“But I suspect it attracts other people too – people can actually come in and rent the place and be very close to it in the near future.”
The council is now asking residents to comment on 17 potential new additions to the Oxford Heritage Asset Register.
One of the proposed sites includes the shark house at 2 New High Street, Headington.
“The public consultation did not actually have the option to say ‘no’,” Dr Hanson-Heine added.
“It only had two real questions. One was ‘is our description of the property correct’ which it was, and the other question they asked is ‘does the property bring value to the area’ , which I think very few people would disagree with .
“I think it does bring value to the area objectively.

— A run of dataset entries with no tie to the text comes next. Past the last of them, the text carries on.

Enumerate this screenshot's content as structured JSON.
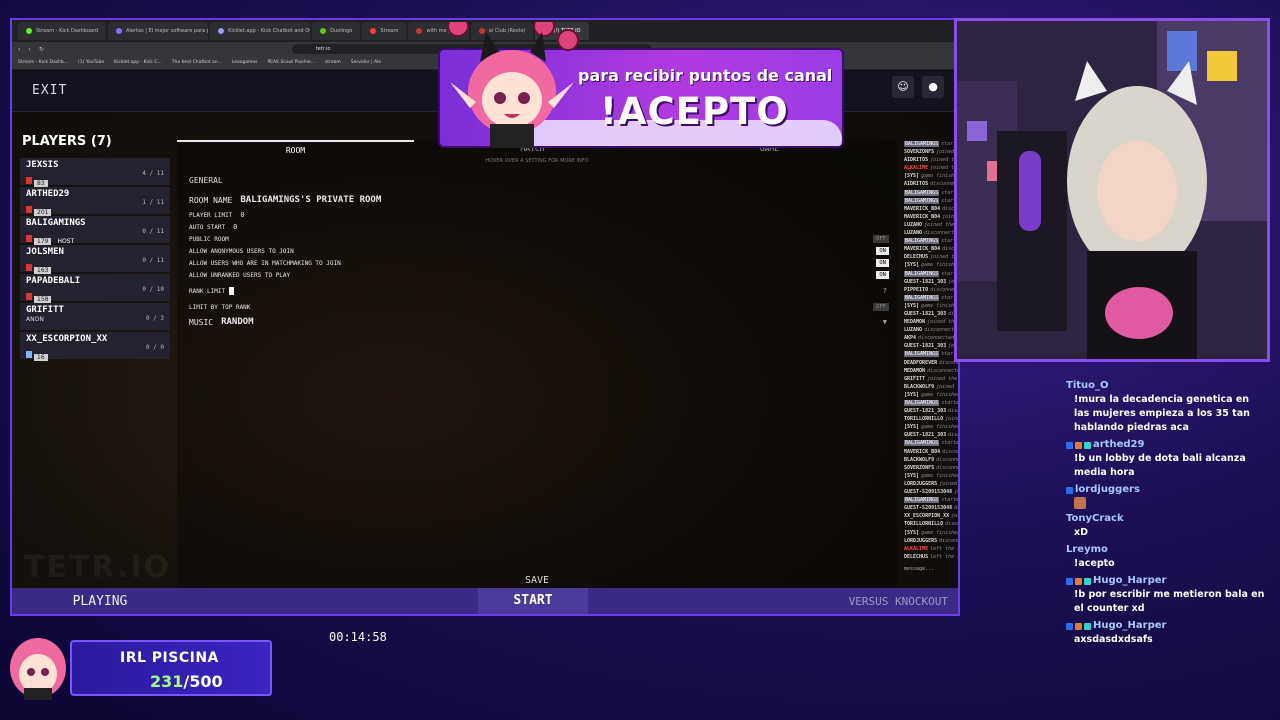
{
  "browser": {
    "tabs": [
      {
        "label": "Stream - Kick Dashboard",
        "color": "#53fc18"
      },
      {
        "label": "Alertas | El mejor software para pote",
        "color": "#8a6cff"
      },
      {
        "label": "Kicklet.app - Kick Chatbot and Over",
        "color": "#9a9aff"
      },
      {
        "label": "Duolingo",
        "color": "#58cc02"
      },
      {
        "label": "Stream",
        "color": "#ff3b3b"
      },
      {
        "label": "with me | Bali",
        "color": "#cc3333"
      },
      {
        "label": "al Club (Resto)",
        "color": "#cc3333"
      },
      {
        "label": "(!) TETR.IO",
        "color": "#9a6cff"
      }
    ],
    "url": "tetr.io",
    "bookmarks": [
      "Stream - Kick Dashb...",
      "(1) YouTube",
      "Kicklet.app - Kick C...",
      "The best Chatbot an...",
      "Lexogames",
      "PEAK Scout Plushie...",
      "stream",
      "Servidor | Ale"
    ]
  },
  "game": {
    "exit_label": "EXIT",
    "players_title": "PLAYERS (7)",
    "players": [
      {
        "name": "JEXSIS",
        "badge": "83",
        "flag": "pe",
        "score": "4 / 11",
        "host": ""
      },
      {
        "name": "ARTHED29",
        "badge": "201",
        "flag": "pe",
        "score": "1 / 11",
        "host": ""
      },
      {
        "name": "BALIGAMINGS",
        "badge": "179",
        "flag": "pe",
        "score": "0 / 11",
        "host": "HOST"
      },
      {
        "name": "JOLSMEN",
        "badge": "163",
        "flag": "pe",
        "score": "0 / 11",
        "host": ""
      },
      {
        "name": "PAPADEBALI",
        "badge": "158",
        "flag": "pe",
        "score": "0 / 10",
        "host": ""
      },
      {
        "name": "GRIFITT",
        "badge": "",
        "anon": "ANON",
        "flag": "",
        "score": "0 / 3",
        "host": ""
      },
      {
        "name": "XX_ESCORPION_XX",
        "badge": "16",
        "flag": "ar",
        "score": "0 / 0",
        "host": ""
      }
    ],
    "room_tabs": [
      "ROOM",
      "MATCH",
      "GAME"
    ],
    "room_hint": "HOVER OVER A SETTING FOR MORE INFO",
    "settings": {
      "section": "GENERAL",
      "room_name_label": "ROOM NAME",
      "room_name_value": "BALIGAMINGS'S PRIVATE ROOM",
      "player_limit_label": "PLAYER LIMIT",
      "player_limit_value": "0",
      "auto_start_label": "AUTO START",
      "auto_start_value": "0",
      "public_room_label": "PUBLIC ROOM",
      "public_room_state": "OFF",
      "anon_label": "ALLOW ANONYMOUS USERS TO JOIN",
      "anon_state": "ON",
      "matchmaking_label": "ALLOW USERS WHO ARE IN MATCHMAKING TO JOIN",
      "matchmaking_state": "ON",
      "unranked_label": "ALLOW UNRANKED USERS TO PLAY",
      "unranked_state": "ON",
      "rank_limit_label": "RANK LIMIT",
      "top_rank_label": "LIMIT BY TOP RANK",
      "top_rank_state": "OFF",
      "music_label": "MUSIC",
      "music_value": "RANDOM"
    },
    "save_label": "SAVE",
    "playing_label": "PLAYING",
    "start_label": "START",
    "mode_label": "VERSUS KNOCKOUT",
    "watermark": "TETR.IO",
    "chatlog_placeholder": "message...",
    "chatlog": [
      {
        "user": "BALIGAMINGS",
        "sys": true,
        "text": "started the game"
      },
      {
        "user": "SOVERZONFS",
        "sys": false,
        "text": "joined the room"
      },
      {
        "user": "AIDRITOS",
        "sys": false,
        "text": "joined the room"
      },
      {
        "user": "ALKALIME",
        "red": true,
        "text": "joined the room"
      },
      {
        "user": "[SYS]",
        "sys": false,
        "text": "game finished"
      },
      {
        "user": "AIDRITOS",
        "sys": false,
        "text": "disconnected"
      },
      {
        "user": "BALIGAMINGS",
        "sys": true,
        "text": "started the game"
      },
      {
        "user": "BALIGAMINGS",
        "sys": true,
        "text": "started the game"
      },
      {
        "user": "MAVERICK_B04",
        "sys": false,
        "text": "disconnected"
      },
      {
        "user": "MAVERICK_B04",
        "sys": false,
        "text": "joined the room"
      },
      {
        "user": "LUZANO",
        "sys": false,
        "text": "joined the room"
      },
      {
        "user": "LUZANO",
        "sys": false,
        "text": "disconnected"
      },
      {
        "user": "BALIGAMINGS",
        "sys": true,
        "text": "started the game"
      },
      {
        "user": "MAVERICK_B04",
        "sys": false,
        "text": "disconnected"
      },
      {
        "user": "DELECHUS",
        "sys": false,
        "text": "joined the room"
      },
      {
        "user": "[SYS]",
        "sys": false,
        "text": "game finished"
      },
      {
        "user": "BALIGAMINGS",
        "sys": true,
        "text": "started the game"
      },
      {
        "user": "GUEST-1821_303",
        "sys": false,
        "text": "joined the room"
      },
      {
        "user": "PIPPEITO",
        "sys": false,
        "text": "disconnected"
      },
      {
        "user": "BALIGAMINGS",
        "sys": true,
        "text": "started the game"
      },
      {
        "user": "[SYS]",
        "sys": false,
        "text": "game finished"
      },
      {
        "user": "GUEST-1821_303",
        "sys": false,
        "text": "disconnected"
      },
      {
        "user": "MEDAMON",
        "sys": false,
        "text": "joined the room"
      },
      {
        "user": "LUZANO",
        "sys": false,
        "text": "disconnected"
      },
      {
        "user": "AKP4",
        "sys": false,
        "text": "disconnected"
      },
      {
        "user": "GUEST-1821_303",
        "sys": false,
        "text": "joined the room"
      },
      {
        "user": "BALIGAMINGS",
        "sys": true,
        "text": "started the game"
      },
      {
        "user": "DEADFOREVER",
        "sys": false,
        "text": "disconnected"
      },
      {
        "user": "MEDAMON",
        "sys": false,
        "text": "disconnected"
      },
      {
        "user": "GRIFITT",
        "sys": false,
        "text": "joined the room"
      },
      {
        "user": "BLACKWOLF9",
        "sys": false,
        "text": "joined the room"
      },
      {
        "user": "[SYS]",
        "sys": false,
        "text": "game finished"
      },
      {
        "user": "BALIGAMINGS",
        "sys": true,
        "text": "started the game"
      },
      {
        "user": "GUEST-1821_303",
        "sys": false,
        "text": "disconnected"
      },
      {
        "user": "TORILLORNILLO",
        "sys": false,
        "text": "joined the room"
      },
      {
        "user": "[SYS]",
        "sys": false,
        "text": "game finished"
      },
      {
        "user": "GUEST-1821_303",
        "sys": false,
        "text": "disconnected"
      },
      {
        "user": "BALIGAMINGS",
        "sys": true,
        "text": "started the game"
      },
      {
        "user": "MAVERICK_B04",
        "sys": false,
        "text": "disconnected"
      },
      {
        "user": "BLACKWOLF9",
        "sys": false,
        "text": "disconnected"
      },
      {
        "user": "SOVERZONFS",
        "sys": false,
        "text": "disconnected"
      },
      {
        "user": "[SYS]",
        "sys": false,
        "text": "game finished"
      },
      {
        "user": "LORDJUGGERS",
        "sys": false,
        "text": "joined the room"
      },
      {
        "user": "GUEST-5209153048",
        "sys": false,
        "text": "joined the room"
      },
      {
        "user": "BALIGAMINGS",
        "sys": true,
        "text": "started the game"
      },
      {
        "user": "GUEST-5209153048",
        "sys": false,
        "text": "disconnected"
      },
      {
        "user": "XX_ESCORPION_XX",
        "sys": false,
        "text": "joined the room"
      },
      {
        "user": "TORILLORNILLO",
        "sys": false,
        "text": "disconnected"
      },
      {
        "user": "[SYS]",
        "sys": false,
        "text": "game finished"
      },
      {
        "user": "LORDJUGGERS",
        "sys": false,
        "text": "disconnected"
      },
      {
        "user": "ALKALIME",
        "red": true,
        "text": "left the room"
      },
      {
        "user": "DELECHUS",
        "sys": false,
        "text": "left the room"
      }
    ]
  },
  "banner": {
    "line1": "para recibir puntos de canal",
    "line2": "!ACEPTO"
  },
  "chat": [
    {
      "user": "Tituo_O",
      "badges": 0,
      "text": "!mura la decadencia genetica en las mujeres empieza a los 35 tan hablando piedras aca"
    },
    {
      "user": "arthed29",
      "badges": 3,
      "text": "!b un lobby de dota bali alcanza media hora"
    },
    {
      "user": "lordjuggers",
      "badges": 1,
      "text": ""
    },
    {
      "user": "TonyCrack",
      "badges": 0,
      "text": "xD"
    },
    {
      "user": "Lreymo",
      "badges": 0,
      "text": "!acepto"
    },
    {
      "user": "Hugo_Harper",
      "badges": 3,
      "text": "!b por escribir me metieron bala en el counter xd"
    },
    {
      "user": "Hugo_Harper",
      "badges": 3,
      "text": "axsdasdxdsafs"
    }
  ],
  "goal": {
    "title": "IRL PISCINA",
    "current": "231",
    "target": "/500"
  },
  "timer": "00:14:58",
  "colors": {
    "accent": "#6a3cf0",
    "goal_green": "#a6ff7a",
    "chat_user": "#a9c8ff"
  }
}
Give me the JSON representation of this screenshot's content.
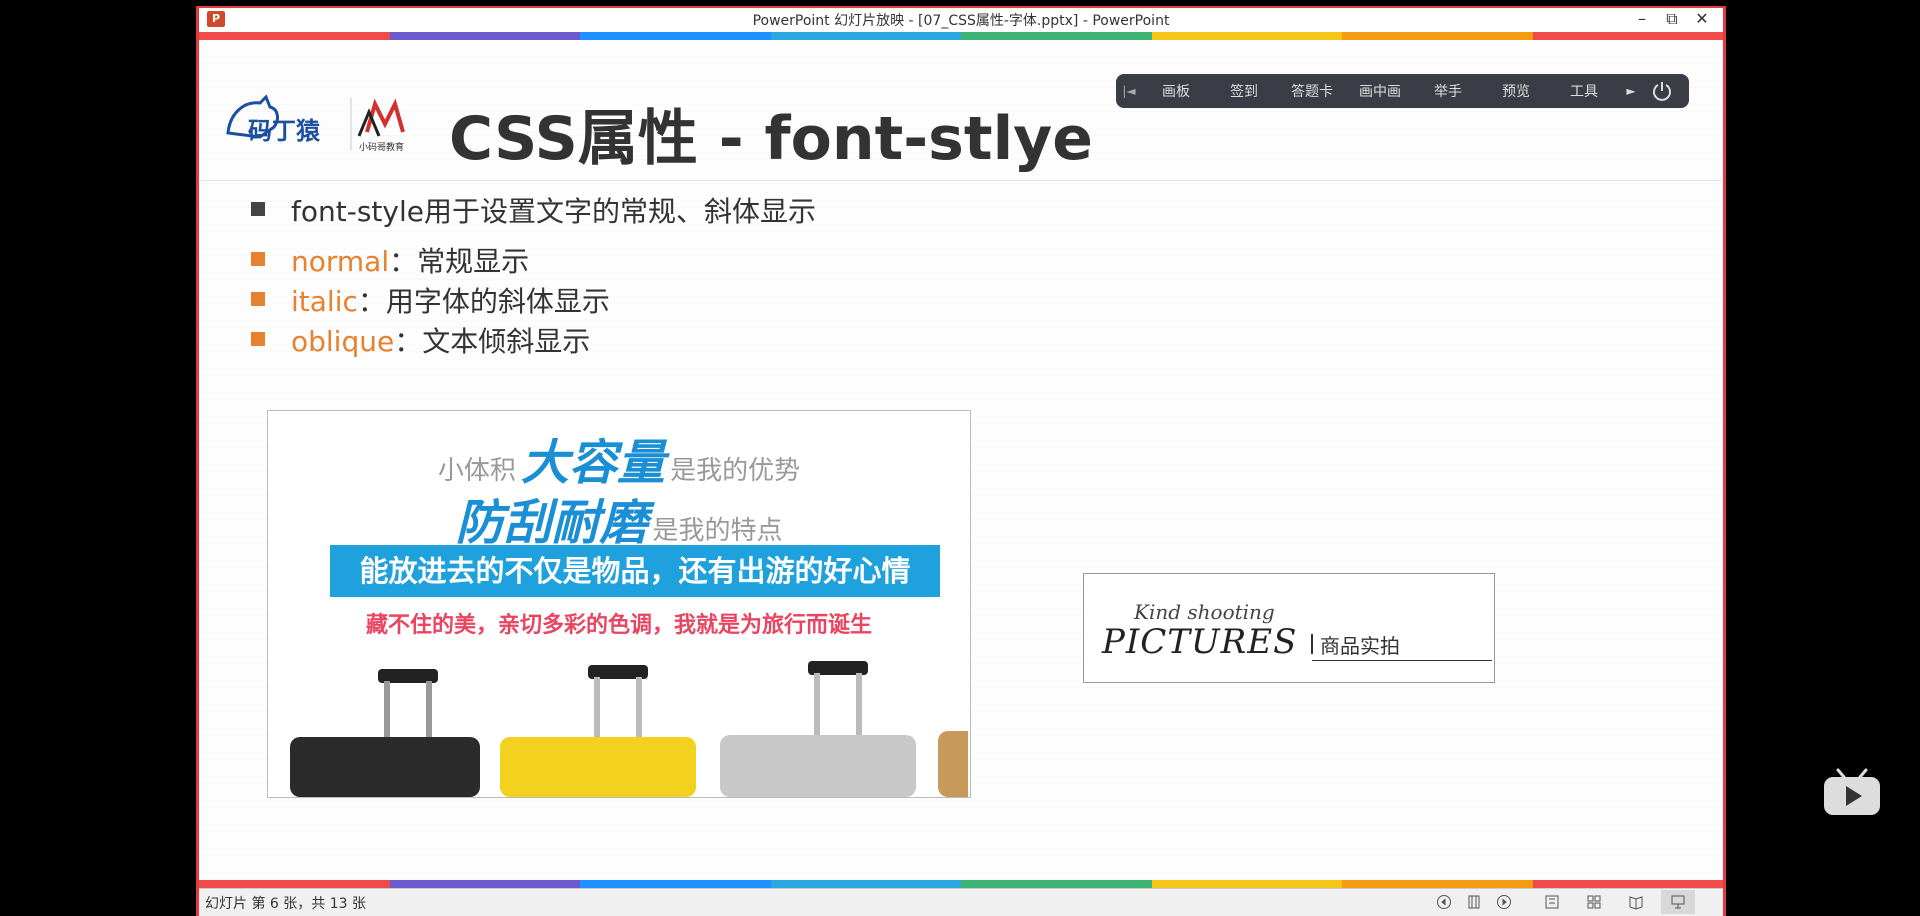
{
  "window": {
    "title": "PowerPoint 幻灯片放映 - [07_CSS属性-字体.pptx] - PowerPoint",
    "app_icon": "P",
    "controls": [
      "–",
      "⧉",
      "✕"
    ]
  },
  "rainbow_colors": [
    "#ef4b4b",
    "#6a5acd",
    "#1e90ff",
    "#2aa9e0",
    "#3cb371",
    "#f5c518",
    "#f39c12",
    "#ef4b4b"
  ],
  "slide": {
    "title": "CSS属性 - font-stlye",
    "logo1_text": "码丁猿",
    "logo2_text": "小码哥教育",
    "bullets": [
      {
        "keyword": "",
        "text": "font-style用于设置文字的常规、斜体显示",
        "square_color": "#444444"
      },
      {
        "keyword": "normal",
        "text": "：常规显示",
        "square_color": "#e8812e"
      },
      {
        "keyword": "italic",
        "text": "：用字体的斜体显示",
        "square_color": "#e8812e"
      },
      {
        "keyword": "oblique",
        "text": "：文本倾斜显示",
        "square_color": "#e8812e"
      }
    ],
    "product_image": {
      "line1_small_a": "小体积",
      "line1_big": "大容量",
      "line1_small_b": "是我的优势",
      "line2_big": "防刮耐磨",
      "line2_small": "是我的特点",
      "banner": "能放进去的不仅是物品，还有出游的好心情",
      "red_text": "藏不住的美，亲切多彩的色调，我就是为旅行而诞生",
      "suitcase_colors": [
        "#2b2b2b",
        "#f2d21e",
        "#c8c8c8",
        "#c89a5a"
      ]
    },
    "kind_image": {
      "script": "Kind shooting",
      "pictures": "PICTURES",
      "cn": "商品实拍"
    }
  },
  "toolbar": {
    "items": [
      "画板",
      "签到",
      "答题卡",
      "画中画",
      "举手",
      "预览",
      "工具"
    ],
    "handle": "|◄",
    "arrow": "►"
  },
  "statusbar": {
    "text": "幻灯片 第 6 张，共 13 张",
    "icons": [
      "prev-icon",
      "pause-icon",
      "next-icon",
      "normal-view-icon",
      "slide-sorter-icon",
      "reading-view-icon",
      "slideshow-icon"
    ]
  }
}
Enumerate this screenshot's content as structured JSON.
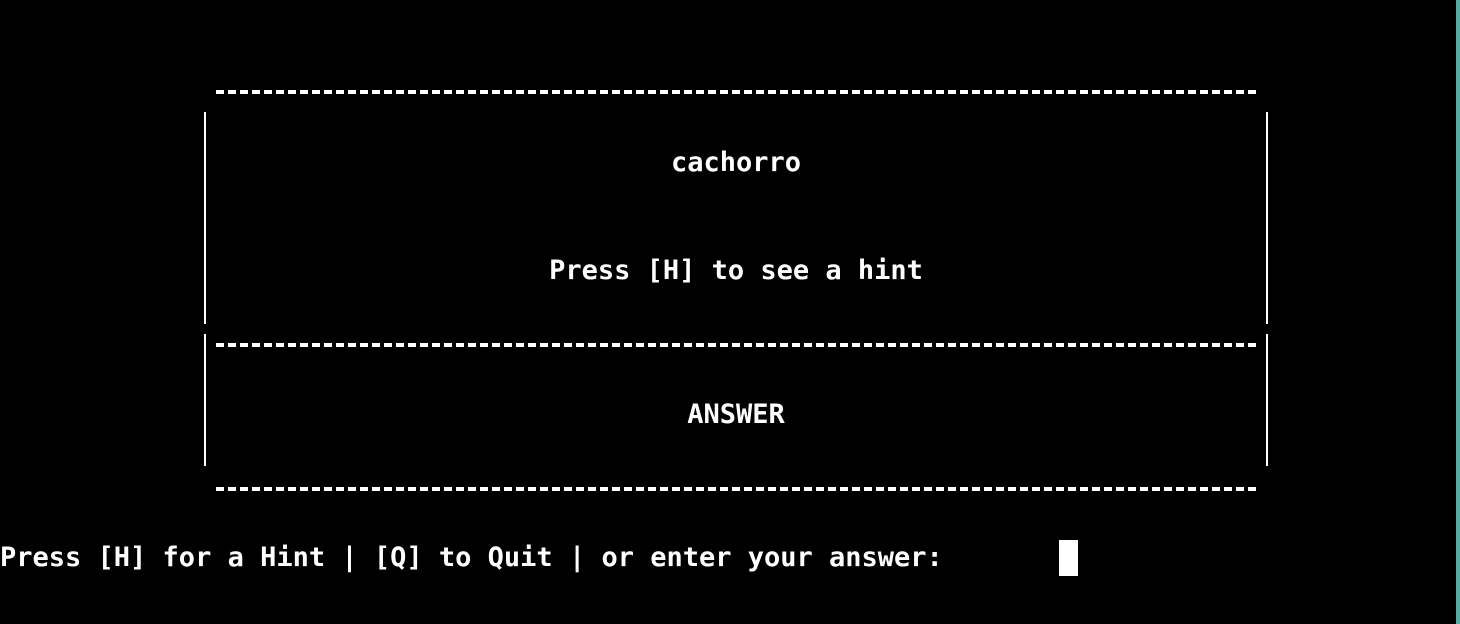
{
  "card": {
    "word": "cachorro",
    "hint_prompt": "Press [H] to see a hint",
    "answer_label": "ANSWER"
  },
  "prompt": {
    "text": "Press [H] for a Hint | [Q] to Quit | or enter your answer: "
  },
  "colors": {
    "background": "#000000",
    "foreground": "#ffffff",
    "window_edge": "#58a9a3"
  }
}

But there was no actual question or space for you to say that it should not be lifted.
“So they, their consultation was again, effectively lacking the option to really object it.
“It’s very ironic, that’s how they went about doing that when the sculpture was a protest against censorship.”
He explained he did receive a letter before the public consultation, as part of the process.
But he said he didn’t receive a letter, and wasn’t approached, before the council started the listing process.
Dr Hanson-Heine has now submitted a formal complaint to Oxford City Council.
Asked about what he thinks now that his dad would want, the heartbroken son said: “I really wish he would have let me know.
“We spoke very briefly about it before he died – he had cancer.”
Dr Hanson-Heine said he and his dad had previously discussed different views – in terms of what might happen following the initial battle with the council.
“On the one hand, the council would finally come round and they would love it when they hated it before – and this being a sort of affirmation,” said Dr Hanson-Heine.
“And on the other is that it’s a totally new council and they’re imposing their will again.
“It’s just that they happen to like it now – so you could never remove it whereas before they didn’t like it, so you absolutely couldn’t have it – both of which the sculpture sort of opposes.
“So we had that conversation, but it wasn’t very conclusive. I don’t know what he would make of it now that it’s actually happening.”
In response to Dr Hanson-Heine’s anger, an Oxford City Council spokesperson said: “The Headington Shark was nominated by members of the public to be designated as a heritage asset.
“The council sent letters of notice of nomination in November to all owners of property that had been nominated so they could share their views as part of the public consultation, whether this be for or against the nomination.
“The public consultation closed on 26 January and we will now consider the responses.”
For more information about the house, visit www.headingtonshark.com.